TASK PROMPT:
All records, minus the pictures: write them out exactly.

Data records for software interfaces
◆ ◆ ◆
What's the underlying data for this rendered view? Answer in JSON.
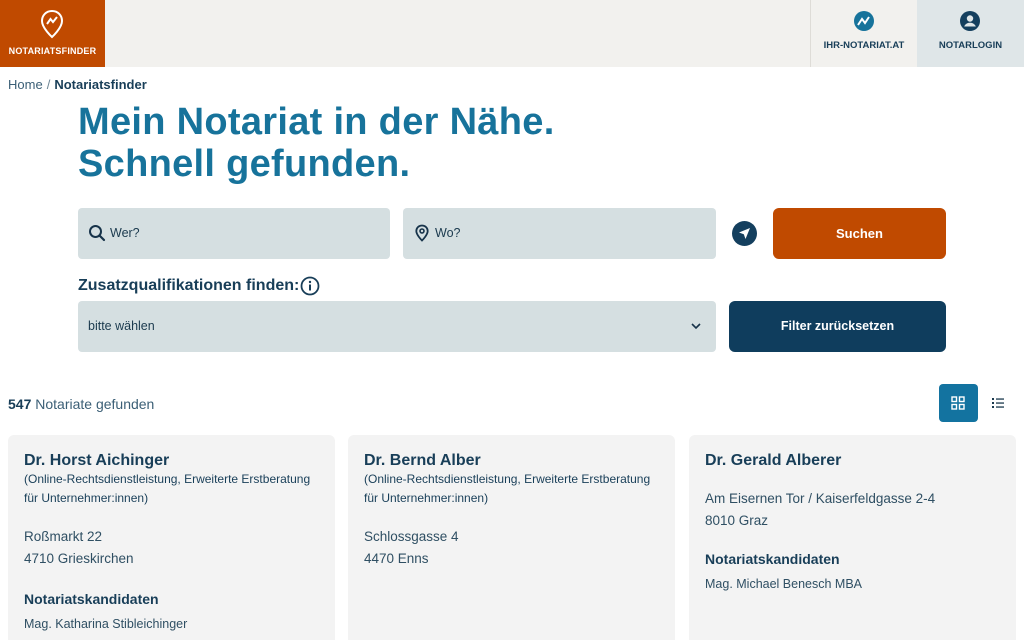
{
  "header": {
    "brand_label": "NOTARIATSFINDER",
    "nav": [
      {
        "label": "IHR-NOTARIAT.AT",
        "icon": "mountain-icon"
      },
      {
        "label": "NOTARLOGIN",
        "icon": "user-icon"
      }
    ]
  },
  "breadcrumb": {
    "home": "Home",
    "separator": "/",
    "current": "Notariatsfinder"
  },
  "title": {
    "line1": "Mein Notariat in der Nähe.",
    "line2": "Schnell gefunden."
  },
  "search": {
    "who_placeholder": "Wer?",
    "where_placeholder": "Wo?",
    "submit_label": "Suchen"
  },
  "filter": {
    "label": "Zusatzqualifikationen finden:",
    "select_value": "bitte wählen",
    "reset_label": "Filter zurücksetzen"
  },
  "results": {
    "count": "547",
    "count_suffix": "Notariate gefunden"
  },
  "cards": [
    {
      "name": "Dr. Horst Aichinger",
      "quals": "(Online-Rechtsdienstleistung, Erweiterte Erstberatung für Unternehmer:innen)",
      "street": "Roßmarkt 22",
      "city": "4710 Grieskirchen",
      "candidates_label": "Notariatskandidaten",
      "candidate": "Mag. Katharina Stibleichinger"
    },
    {
      "name": "Dr. Bernd Alber",
      "quals": "(Online-Rechtsdienstleistung, Erweiterte Erstberatung für Unternehmer:innen)",
      "street": "Schlossgasse 4",
      "city": "4470 Enns"
    },
    {
      "name": "Dr. Gerald Alberer",
      "street": "Am Eisernen Tor / Kaiserfeldgasse 2-4",
      "city": "8010 Graz",
      "candidates_label": "Notariatskandidaten",
      "candidate": "Mag. Michael Benesch MBA"
    }
  ],
  "colors": {
    "brand": "#c04a00",
    "primary": "#17739b",
    "dark": "#0f3d5d",
    "field": "#d5dfe1"
  }
}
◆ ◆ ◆
WRITTEN SOLUTION:
What's the underlying data for this rendered view? Answer in JSON.
{
  "header": {
    "brand_label": "NOTARIATSFINDER",
    "nav": [
      {
        "label": "IHR-NOTARIAT.AT",
        "icon": "mountain-icon"
      },
      {
        "label": "NOTARLOGIN",
        "icon": "user-icon"
      }
    ]
  },
  "breadcrumb": {
    "home": "Home",
    "separator": "/",
    "current": "Notariatsfinder"
  },
  "title": {
    "line1": "Mein Notariat in der Nähe.",
    "line2": "Schnell gefunden."
  },
  "search": {
    "who_placeholder": "Wer?",
    "where_placeholder": "Wo?",
    "submit_label": "Suchen"
  },
  "filter": {
    "label": "Zusatzqualifikationen finden:",
    "select_value": "bitte wählen",
    "reset_label": "Filter zurücksetzen"
  },
  "results": {
    "count": "547",
    "count_suffix": "Notariate gefunden"
  },
  "cards": [
    {
      "name": "Dr. Horst Aichinger",
      "quals": "(Online-Rechtsdienstleistung, Erweiterte Erstberatung für Unternehmer:innen)",
      "street": "Roßmarkt 22",
      "city": "4710 Grieskirchen",
      "candidates_label": "Notariatskandidaten",
      "candidate": "Mag. Katharina Stibleichinger"
    },
    {
      "name": "Dr. Bernd Alber",
      "quals": "(Online-Rechtsdienstleistung, Erweiterte Erstberatung für Unternehmer:innen)",
      "street": "Schlossgasse 4",
      "city": "4470 Enns"
    },
    {
      "name": "Dr. Gerald Alberer",
      "street": "Am Eisernen Tor / Kaiserfeldgasse 2-4",
      "city": "8010 Graz",
      "candidates_label": "Notariatskandidaten",
      "candidate": "Mag. Michael Benesch MBA"
    }
  ],
  "colors": {
    "brand": "#c04a00",
    "primary": "#17739b",
    "dark": "#0f3d5d",
    "field": "#d5dfe1"
  }
}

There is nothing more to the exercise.